Which lines of the records contain "meta"? Collect every one of them.

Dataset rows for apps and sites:
┌──

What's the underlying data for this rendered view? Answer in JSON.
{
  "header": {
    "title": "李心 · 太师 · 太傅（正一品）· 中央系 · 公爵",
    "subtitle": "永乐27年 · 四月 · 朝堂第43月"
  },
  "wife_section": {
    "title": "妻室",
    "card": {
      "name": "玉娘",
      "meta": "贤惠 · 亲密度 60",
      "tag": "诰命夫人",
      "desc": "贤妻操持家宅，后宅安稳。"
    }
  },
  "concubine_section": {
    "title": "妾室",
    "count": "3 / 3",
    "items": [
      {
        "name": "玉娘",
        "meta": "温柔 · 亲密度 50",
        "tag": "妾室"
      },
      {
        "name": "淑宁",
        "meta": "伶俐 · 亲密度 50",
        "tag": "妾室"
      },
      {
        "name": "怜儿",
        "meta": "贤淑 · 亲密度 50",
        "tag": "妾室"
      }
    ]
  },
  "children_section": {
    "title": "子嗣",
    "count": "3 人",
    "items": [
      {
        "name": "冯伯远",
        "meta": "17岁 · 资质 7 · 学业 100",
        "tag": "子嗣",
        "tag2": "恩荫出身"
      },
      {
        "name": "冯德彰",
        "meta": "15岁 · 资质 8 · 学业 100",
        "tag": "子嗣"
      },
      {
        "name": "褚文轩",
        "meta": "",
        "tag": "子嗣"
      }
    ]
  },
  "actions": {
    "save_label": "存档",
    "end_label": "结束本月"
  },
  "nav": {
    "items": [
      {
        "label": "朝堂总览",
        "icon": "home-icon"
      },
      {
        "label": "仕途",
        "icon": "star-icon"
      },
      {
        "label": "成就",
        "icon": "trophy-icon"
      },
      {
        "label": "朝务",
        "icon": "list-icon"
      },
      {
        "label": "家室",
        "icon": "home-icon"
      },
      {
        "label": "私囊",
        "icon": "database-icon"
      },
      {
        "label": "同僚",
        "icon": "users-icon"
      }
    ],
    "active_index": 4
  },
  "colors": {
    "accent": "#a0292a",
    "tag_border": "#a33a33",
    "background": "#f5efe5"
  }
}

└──

• [Result]:
      "meta": "贤惠 · 亲密度 60",
        "meta": "温柔 · 亲密度 50",
        "meta": "伶俐 · 亲密度 50",
        "meta": "贤淑 · 亲密度 50",
        "meta": "17岁 · 资质 7 · 学业 100",
        "meta": "15岁 · 资质 8 · 学业 100",
        "meta": "",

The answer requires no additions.